--- Input for this task ---

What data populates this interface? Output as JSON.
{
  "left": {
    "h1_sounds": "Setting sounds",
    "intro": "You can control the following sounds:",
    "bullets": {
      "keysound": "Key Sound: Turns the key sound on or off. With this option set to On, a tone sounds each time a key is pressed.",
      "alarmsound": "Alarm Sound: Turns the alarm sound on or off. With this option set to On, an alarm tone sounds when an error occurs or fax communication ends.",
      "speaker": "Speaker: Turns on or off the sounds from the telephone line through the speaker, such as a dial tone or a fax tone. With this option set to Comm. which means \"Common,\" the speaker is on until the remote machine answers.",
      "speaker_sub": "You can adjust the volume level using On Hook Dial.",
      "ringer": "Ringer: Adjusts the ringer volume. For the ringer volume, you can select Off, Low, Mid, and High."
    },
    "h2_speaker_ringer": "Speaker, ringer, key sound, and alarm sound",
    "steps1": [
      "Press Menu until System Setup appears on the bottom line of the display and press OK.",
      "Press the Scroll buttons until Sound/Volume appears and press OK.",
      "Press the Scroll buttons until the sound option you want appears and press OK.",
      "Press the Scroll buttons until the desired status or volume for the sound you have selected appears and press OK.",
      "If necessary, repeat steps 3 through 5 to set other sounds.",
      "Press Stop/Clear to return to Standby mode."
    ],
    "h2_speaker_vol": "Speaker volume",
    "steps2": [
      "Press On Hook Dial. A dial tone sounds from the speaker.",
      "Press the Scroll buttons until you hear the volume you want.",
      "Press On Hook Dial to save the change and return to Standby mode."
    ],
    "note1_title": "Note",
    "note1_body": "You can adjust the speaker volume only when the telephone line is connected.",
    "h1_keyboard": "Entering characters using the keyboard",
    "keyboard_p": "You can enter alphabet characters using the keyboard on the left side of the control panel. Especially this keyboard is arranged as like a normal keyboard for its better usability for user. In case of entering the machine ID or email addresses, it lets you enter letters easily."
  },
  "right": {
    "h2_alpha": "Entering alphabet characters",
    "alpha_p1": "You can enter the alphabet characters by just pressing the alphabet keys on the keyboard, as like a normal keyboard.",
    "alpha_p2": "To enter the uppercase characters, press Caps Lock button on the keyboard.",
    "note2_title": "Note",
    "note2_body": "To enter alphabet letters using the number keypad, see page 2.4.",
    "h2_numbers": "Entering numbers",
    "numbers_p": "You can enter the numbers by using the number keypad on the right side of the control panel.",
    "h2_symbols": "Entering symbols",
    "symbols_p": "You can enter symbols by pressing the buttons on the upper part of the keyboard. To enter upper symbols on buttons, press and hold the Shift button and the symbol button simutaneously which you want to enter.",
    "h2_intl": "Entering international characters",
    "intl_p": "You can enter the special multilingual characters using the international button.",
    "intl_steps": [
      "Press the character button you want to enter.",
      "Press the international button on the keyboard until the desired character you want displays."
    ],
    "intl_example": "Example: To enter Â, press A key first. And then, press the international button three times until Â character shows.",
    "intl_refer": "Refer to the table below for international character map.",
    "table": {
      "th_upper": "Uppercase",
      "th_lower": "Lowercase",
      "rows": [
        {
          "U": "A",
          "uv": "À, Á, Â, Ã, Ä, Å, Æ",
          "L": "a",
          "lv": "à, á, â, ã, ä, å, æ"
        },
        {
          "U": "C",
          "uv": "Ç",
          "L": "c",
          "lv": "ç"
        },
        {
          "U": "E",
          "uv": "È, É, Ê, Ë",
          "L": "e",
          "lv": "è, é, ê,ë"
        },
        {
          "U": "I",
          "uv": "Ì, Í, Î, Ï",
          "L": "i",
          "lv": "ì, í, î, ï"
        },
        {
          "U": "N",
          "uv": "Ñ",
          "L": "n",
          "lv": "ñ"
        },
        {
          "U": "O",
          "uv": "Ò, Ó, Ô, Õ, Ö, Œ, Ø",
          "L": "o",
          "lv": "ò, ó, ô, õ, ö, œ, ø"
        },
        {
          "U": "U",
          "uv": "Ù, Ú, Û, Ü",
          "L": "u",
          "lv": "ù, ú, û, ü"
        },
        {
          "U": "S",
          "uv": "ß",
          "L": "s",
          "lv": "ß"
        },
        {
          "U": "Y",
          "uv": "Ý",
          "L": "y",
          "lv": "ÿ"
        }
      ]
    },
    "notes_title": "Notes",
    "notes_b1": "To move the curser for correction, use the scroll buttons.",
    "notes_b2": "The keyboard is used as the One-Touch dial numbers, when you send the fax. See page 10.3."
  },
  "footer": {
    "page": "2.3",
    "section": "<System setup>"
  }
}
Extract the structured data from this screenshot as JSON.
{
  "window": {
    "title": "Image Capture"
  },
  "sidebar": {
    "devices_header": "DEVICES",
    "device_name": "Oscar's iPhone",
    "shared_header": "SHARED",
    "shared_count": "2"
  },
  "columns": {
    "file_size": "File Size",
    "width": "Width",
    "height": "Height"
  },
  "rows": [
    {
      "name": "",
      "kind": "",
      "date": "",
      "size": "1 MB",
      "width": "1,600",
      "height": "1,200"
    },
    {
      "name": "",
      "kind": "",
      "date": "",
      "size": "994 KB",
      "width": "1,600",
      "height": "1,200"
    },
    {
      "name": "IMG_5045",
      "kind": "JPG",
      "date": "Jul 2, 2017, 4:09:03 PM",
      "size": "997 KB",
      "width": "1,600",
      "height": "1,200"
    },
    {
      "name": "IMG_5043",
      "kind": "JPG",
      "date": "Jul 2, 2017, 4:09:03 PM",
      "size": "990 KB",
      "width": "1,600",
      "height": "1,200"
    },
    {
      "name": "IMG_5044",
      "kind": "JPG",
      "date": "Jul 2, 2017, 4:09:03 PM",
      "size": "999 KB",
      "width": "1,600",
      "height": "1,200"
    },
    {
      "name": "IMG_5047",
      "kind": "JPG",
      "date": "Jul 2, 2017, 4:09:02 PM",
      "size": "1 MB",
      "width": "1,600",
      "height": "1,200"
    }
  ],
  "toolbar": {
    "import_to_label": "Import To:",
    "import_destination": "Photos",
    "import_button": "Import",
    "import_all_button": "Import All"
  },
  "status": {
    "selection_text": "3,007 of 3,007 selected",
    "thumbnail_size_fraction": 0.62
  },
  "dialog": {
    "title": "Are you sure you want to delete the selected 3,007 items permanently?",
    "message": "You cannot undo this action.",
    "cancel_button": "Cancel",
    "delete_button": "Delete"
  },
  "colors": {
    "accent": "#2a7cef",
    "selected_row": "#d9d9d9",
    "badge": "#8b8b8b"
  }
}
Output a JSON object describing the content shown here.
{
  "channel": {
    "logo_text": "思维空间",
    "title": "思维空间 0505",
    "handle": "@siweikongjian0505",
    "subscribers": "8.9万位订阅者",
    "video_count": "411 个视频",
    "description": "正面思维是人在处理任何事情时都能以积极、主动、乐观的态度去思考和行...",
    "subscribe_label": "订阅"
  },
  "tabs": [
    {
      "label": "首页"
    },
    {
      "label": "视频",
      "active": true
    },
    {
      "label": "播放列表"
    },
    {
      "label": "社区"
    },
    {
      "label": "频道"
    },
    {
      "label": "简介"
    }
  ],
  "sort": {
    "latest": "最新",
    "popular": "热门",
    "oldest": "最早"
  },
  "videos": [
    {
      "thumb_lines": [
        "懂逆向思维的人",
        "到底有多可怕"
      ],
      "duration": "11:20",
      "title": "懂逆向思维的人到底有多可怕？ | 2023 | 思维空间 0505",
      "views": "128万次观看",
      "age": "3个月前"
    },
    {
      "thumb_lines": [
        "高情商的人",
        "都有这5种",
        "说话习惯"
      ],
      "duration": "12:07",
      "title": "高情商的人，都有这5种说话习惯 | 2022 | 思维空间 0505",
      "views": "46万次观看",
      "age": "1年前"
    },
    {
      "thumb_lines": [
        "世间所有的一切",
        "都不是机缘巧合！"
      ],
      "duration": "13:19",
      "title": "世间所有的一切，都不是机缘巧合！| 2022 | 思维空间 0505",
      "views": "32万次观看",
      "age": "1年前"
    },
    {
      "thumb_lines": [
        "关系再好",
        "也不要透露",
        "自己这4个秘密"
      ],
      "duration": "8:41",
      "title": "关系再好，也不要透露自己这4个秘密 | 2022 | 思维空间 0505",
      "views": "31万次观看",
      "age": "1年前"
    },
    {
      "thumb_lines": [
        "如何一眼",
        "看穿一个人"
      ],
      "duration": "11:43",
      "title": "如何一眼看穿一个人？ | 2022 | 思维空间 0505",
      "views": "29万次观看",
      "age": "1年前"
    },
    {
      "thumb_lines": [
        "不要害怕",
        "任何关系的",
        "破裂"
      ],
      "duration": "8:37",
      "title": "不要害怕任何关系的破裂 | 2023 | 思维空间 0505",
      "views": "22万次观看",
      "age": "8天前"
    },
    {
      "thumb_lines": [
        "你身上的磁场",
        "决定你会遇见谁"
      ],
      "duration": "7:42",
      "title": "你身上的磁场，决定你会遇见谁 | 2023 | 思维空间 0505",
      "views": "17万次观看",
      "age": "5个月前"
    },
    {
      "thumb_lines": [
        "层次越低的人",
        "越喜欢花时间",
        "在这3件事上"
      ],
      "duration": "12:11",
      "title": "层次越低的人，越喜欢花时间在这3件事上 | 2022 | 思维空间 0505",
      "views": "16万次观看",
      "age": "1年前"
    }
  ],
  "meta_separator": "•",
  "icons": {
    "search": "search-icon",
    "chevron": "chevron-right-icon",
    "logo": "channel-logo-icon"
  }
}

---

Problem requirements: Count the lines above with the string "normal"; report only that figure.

Output of the exercise: 2